2018 College Track Social Mobility Report 2018 Social Mobility Report - Page 9
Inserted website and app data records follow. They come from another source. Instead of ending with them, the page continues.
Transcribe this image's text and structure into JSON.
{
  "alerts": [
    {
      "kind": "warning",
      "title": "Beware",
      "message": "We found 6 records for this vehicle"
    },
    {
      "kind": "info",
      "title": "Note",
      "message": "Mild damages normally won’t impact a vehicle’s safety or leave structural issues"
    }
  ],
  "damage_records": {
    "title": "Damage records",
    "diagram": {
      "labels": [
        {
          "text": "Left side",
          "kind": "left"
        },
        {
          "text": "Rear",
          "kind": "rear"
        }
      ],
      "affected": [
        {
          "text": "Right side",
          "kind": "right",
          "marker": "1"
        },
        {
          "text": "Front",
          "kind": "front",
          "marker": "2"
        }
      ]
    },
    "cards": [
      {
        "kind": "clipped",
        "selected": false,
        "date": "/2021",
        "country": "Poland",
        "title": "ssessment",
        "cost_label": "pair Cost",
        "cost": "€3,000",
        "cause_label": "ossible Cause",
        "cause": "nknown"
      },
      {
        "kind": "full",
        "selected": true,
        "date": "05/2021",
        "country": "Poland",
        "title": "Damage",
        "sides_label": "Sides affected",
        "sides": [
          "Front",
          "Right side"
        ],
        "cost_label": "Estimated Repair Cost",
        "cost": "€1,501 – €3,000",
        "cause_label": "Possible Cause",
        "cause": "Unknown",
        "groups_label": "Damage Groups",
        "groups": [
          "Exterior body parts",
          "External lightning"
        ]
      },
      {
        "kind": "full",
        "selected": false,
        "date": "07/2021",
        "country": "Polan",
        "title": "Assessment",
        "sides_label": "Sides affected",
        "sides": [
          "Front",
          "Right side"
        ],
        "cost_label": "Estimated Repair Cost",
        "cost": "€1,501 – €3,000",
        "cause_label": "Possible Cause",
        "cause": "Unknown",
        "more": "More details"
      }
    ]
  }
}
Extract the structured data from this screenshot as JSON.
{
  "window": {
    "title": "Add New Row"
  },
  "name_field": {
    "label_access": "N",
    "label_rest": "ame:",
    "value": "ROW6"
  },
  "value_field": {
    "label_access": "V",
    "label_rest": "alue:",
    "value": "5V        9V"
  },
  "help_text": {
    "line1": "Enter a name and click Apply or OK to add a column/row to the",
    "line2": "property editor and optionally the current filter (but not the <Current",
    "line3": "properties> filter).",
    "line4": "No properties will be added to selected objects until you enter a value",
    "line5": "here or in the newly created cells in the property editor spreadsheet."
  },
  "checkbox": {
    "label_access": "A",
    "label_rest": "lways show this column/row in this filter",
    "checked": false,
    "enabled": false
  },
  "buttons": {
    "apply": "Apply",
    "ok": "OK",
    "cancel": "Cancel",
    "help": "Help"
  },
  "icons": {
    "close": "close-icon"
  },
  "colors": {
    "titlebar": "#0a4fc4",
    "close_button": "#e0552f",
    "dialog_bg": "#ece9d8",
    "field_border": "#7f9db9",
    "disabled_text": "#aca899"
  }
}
COLLEGE TRACK GRADUATES EARN ENOUGH TO PAY BACK THEIR LOANS We care about our students’ abilities to repay their loans. While College Track graduates are more likely to have taken out loans than the typical graduate, they borrowed less money overall. Those who work full-time are able to repay their loans, provided they did not borrow more than $30,000. 4 C O L L E G E T R A C K • P O S T- C O L L E G E O U TC O M E S At their first job, College Track graduates earn enough to pay back their student loans College Track graduates have some debt* Yet they borrow less than average And most earn enough to repay loans^ 23% No debt 77% Some debt Louisiana California VS Step 3 $23,000 Step 2 $27,000 Step 1 College Track *Compared to half of graduates in California (53%) and Louisiana (50%); TICAS (2017), Student debt and the class of 2016. 87% borrowed less than $25k and can definitely repay 7% borrowed $25-$30k and can likely repay 7% borrowed more than $30k and cannot repay** ^We use the federal gainful employment rule for colleges; loan repayment should not exceed 8% of income. This is based on a small sample study of 15 borrowers with full-time jobs. **On par and likely better than graduates from similar backgrounds: NCES (2017) Repayment of Student Loans as of 2015 found an 8% default rate among all Bachelor’s degree holders and a 35% among Pell grant recipients (regardless of whether they graduated), 3 times higher than non Pell grant recipients. So default rates for low-income graduates is likely higher than 8%. College Track Page 9